The input START

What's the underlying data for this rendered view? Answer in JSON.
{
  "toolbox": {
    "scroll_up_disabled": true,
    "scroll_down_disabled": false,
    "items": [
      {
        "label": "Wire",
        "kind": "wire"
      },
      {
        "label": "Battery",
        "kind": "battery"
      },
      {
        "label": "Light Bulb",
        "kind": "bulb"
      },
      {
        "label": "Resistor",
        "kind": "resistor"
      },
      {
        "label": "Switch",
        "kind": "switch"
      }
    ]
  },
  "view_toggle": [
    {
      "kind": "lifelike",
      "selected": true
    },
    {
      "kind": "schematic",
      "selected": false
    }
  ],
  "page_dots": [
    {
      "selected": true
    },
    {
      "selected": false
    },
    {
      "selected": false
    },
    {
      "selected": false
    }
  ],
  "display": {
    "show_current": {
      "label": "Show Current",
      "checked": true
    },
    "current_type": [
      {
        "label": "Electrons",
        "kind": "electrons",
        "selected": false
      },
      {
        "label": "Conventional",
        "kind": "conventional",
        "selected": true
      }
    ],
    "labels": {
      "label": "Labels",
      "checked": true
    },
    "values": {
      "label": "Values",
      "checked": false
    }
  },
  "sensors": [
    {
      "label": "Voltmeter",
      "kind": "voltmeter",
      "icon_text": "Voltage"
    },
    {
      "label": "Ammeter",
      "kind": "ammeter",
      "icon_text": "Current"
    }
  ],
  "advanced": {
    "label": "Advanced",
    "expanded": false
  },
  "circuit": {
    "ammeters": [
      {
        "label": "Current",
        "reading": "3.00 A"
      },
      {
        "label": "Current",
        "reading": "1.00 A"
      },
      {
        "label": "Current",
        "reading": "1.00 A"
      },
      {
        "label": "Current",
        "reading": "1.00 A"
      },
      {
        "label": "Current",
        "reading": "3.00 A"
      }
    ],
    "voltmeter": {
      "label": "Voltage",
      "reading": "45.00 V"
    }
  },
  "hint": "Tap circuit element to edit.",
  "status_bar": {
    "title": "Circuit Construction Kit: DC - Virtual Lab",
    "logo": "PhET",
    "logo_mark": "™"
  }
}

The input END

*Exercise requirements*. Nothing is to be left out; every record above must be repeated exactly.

*Response area*.
What's the underlying data for this rendered view? Answer in JSON.
{
  "toolbox": {
    "scroll_up_disabled": true,
    "scroll_down_disabled": false,
    "items": [
      {
        "label": "Wire",
        "kind": "wire"
      },
      {
        "label": "Battery",
        "kind": "battery"
      },
      {
        "label": "Light Bulb",
        "kind": "bulb"
      },
      {
        "label": "Resistor",
        "kind": "resistor"
      },
      {
        "label": "Switch",
        "kind": "switch"
      }
    ]
  },
  "view_toggle": [
    {
      "kind": "lifelike",
      "selected": true
    },
    {
      "kind": "schematic",
      "selected": false
    }
  ],
  "page_dots": [
    {
      "selected": true
    },
    {
      "selected": false
    },
    {
      "selected": false
    },
    {
      "selected": false
    }
  ],
  "display": {
    "show_current": {
      "label": "Show Current",
      "checked": true
    },
    "current_type": [
      {
        "label": "Electrons",
        "kind": "electrons",
        "selected": false
      },
      {
        "label": "Conventional",
        "kind": "conventional",
        "selected": true
      }
    ],
    "labels": {
      "label": "Labels",
      "checked": true
    },
    "values": {
      "label": "Values",
      "checked": false
    }
  },
  "sensors": [
    {
      "label": "Voltmeter",
      "kind": "voltmeter",
      "icon_text": "Voltage"
    },
    {
      "label": "Ammeter",
      "kind": "ammeter",
      "icon_text": "Current"
    }
  ],
  "advanced": {
    "label": "Advanced",
    "expanded": false
  },
  "circuit": {
    "ammeters": [
      {
        "label": "Current",
        "reading": "3.00 A"
      },
      {
        "label": "Current",
        "reading": "1.00 A"
      },
      {
        "label": "Current",
        "reading": "1.00 A"
      },
      {
        "label": "Current",
        "reading": "1.00 A"
      },
      {
        "label": "Current",
        "reading": "3.00 A"
      }
    ],
    "voltmeter": {
      "label": "Voltage",
      "reading": "45.00 V"
    }
  },
  "hint": "Tap circuit element to edit.",
  "status_bar": {
    "title": "Circuit Construction Kit: DC - Virtual Lab",
    "logo": "PhET",
    "logo_mark": "™"
  }
}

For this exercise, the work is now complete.